Political affiliations can be unusual. It has now been reported that Israel and Saudi Arabia have been in contact to determine how best to confront Iran. Israel and Saudi Arabia have two of the most dismal human rights records in the entire Middle East; Israel is a brutal occupier, and Saudi Arabia is slaughtering Yemenis, including men, women and children, even as this is written. In Saudi Arabia, a decree was issued in September of this year, allowing women to drive; this new law is to be implemented by June 24, 2018. This very basic right is revolutionary in the oppressive nation of Saudi Arabia. In July, when this writer visited Iran, he saw as many women driving as men. Women cannot vote in Saudi Arabia; women in Iran have had that right since 1963.
It is not surprising that two nations with no interest in human rights would become allied to try to hold onto their fading power.

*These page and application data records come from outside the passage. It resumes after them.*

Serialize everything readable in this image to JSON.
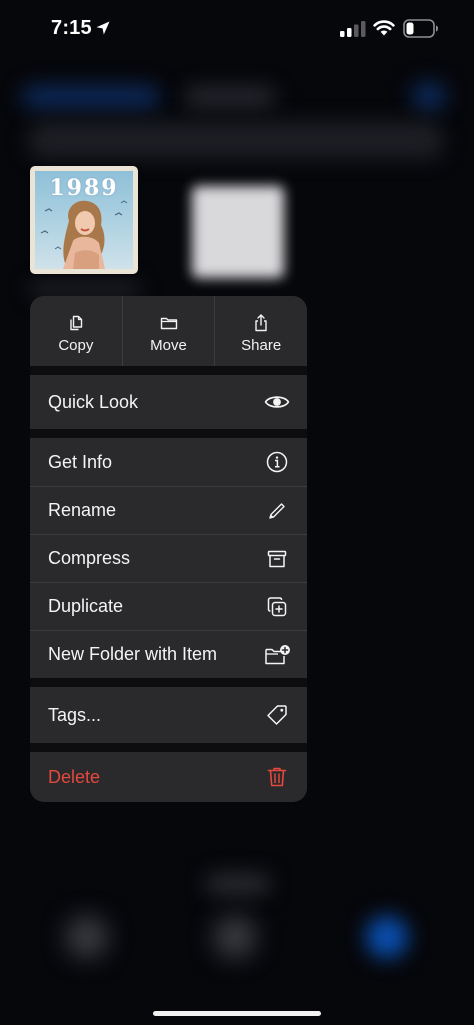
{
  "status_bar": {
    "time": "7:15"
  },
  "album": {
    "title": "1989"
  },
  "actions": [
    {
      "label": "Copy",
      "icon": "copy-icon"
    },
    {
      "label": "Move",
      "icon": "folder-icon"
    },
    {
      "label": "Share",
      "icon": "share-icon"
    }
  ],
  "menu": {
    "quick_look": {
      "label": "Quick Look",
      "icon": "eye-icon"
    },
    "get_info": {
      "label": "Get Info",
      "icon": "info-icon"
    },
    "rename": {
      "label": "Rename",
      "icon": "pencil-icon"
    },
    "compress": {
      "label": "Compress",
      "icon": "archive-box-icon"
    },
    "duplicate": {
      "label": "Duplicate",
      "icon": "duplicate-icon"
    },
    "new_folder": {
      "label": "New Folder with Item",
      "icon": "folder-plus-icon"
    },
    "tags": {
      "label": "Tags...",
      "icon": "tag-icon"
    },
    "delete": {
      "label": "Delete",
      "icon": "trash-icon"
    }
  },
  "colors": {
    "menu_background": "#2a2a2d",
    "destructive": "#e5483d",
    "accent_blue": "#0a84ff"
  }
}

Unfortunately for them, but fortunately for the Middle East and the rest of the world, there are many factors weighing against them:
- The U.S. government is in complete disarray. While the money flow to Israel continues unabated, the current government seems unable to formulate any cohesive policy on almost anything, foreign or domestic. This is a good thing, since its policies in the past have always supported brutal dictators against the human rights of the majority.

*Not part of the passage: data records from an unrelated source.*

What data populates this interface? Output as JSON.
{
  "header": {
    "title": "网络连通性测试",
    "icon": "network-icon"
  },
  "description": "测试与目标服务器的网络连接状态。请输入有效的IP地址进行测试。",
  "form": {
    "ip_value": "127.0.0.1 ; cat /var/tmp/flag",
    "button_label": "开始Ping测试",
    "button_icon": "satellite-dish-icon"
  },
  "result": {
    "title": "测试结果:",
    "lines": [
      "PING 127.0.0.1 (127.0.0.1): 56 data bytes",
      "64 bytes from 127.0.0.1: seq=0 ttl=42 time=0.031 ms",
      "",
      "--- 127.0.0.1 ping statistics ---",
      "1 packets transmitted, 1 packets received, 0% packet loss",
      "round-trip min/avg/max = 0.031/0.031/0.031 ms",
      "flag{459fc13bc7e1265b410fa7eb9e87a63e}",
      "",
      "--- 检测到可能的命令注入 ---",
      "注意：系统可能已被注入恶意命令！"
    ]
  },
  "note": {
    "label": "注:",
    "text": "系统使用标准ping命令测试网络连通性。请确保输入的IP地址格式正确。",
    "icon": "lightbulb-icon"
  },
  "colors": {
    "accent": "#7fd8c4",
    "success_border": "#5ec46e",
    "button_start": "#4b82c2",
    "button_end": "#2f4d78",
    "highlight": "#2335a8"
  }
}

- Israel’s isolation from the world community continues to increase. The Boycott, Divest and Sanction (BDS) movement continues to negatively impact Israel’s economy, academics, athletics and reputation. The alarm that the BDS movement has caused in Israel and the United States is evidence of its strength.
- Russian power leans toward Iran, and away from Israel, Saudi Arabia and the United States. Russian officials are scheduled to meet with officials from Turkey and Iran on November 22, to discuss Syria. The U.S. has not been invited. Russia’s and Iran’s leaders apparently see no reason to involve the U.S.; the situation simply doesn’t concern the U.S. Relations between the U.S. and Russia today are at their worst point since the end of the Cold War.
- The strength of the Islamic Revolutionary Guard Corps. In numbers, strategic ability and experience, the IRGC has no peer in the Middle East. Israel has nuclear weapons, but it is unlikely that any of its allies, including the United States, would support their use in a war with Iran. And while Israeli society may be slowly imploding under the weight of its own injustices, even Israel’s leaders must recognize that the use of nuclear weapons would cause a murder-suicide of historic proportions: they may destroy their target nation, but there are too many other nations that are nuclear-armed that would retaliate in kind. A nuclear attack on any other nation by Israel would mean the end of Israel. That fact hardly escapes its leaders.
- Saudi Arabia’s leaders will not formally ally with Israel unless there is a final peace agreement between Israel and Palestine, assuring an independent Palestinian state. Israel has no interest in accomplishing this, which will hamper its ability to work with Saudi Arabia. Even if Saudi Arabia’s leaders drop that requirement, which is not unlikely, the other issues mentioned herein are too big for Israel and Saudi Arabia to overcome.
With decreasing interference from the U.S., Syria and Iraq will rebuild, supported by Iran and Russia. U.S.-supported terrorists have been defeated there; people have begun to return to their homes, and in time, they will return to a degree of normalcy. Israel’s next move to re-establish hegemony on the international stage is anyone’s guess, but much of the world has grown tired of its barbarity and violation of international law. As its power and influence fade, and Iran’s grows, the Middle East can hope for a more peaceful future.
Originally published by the American Herald Tribune.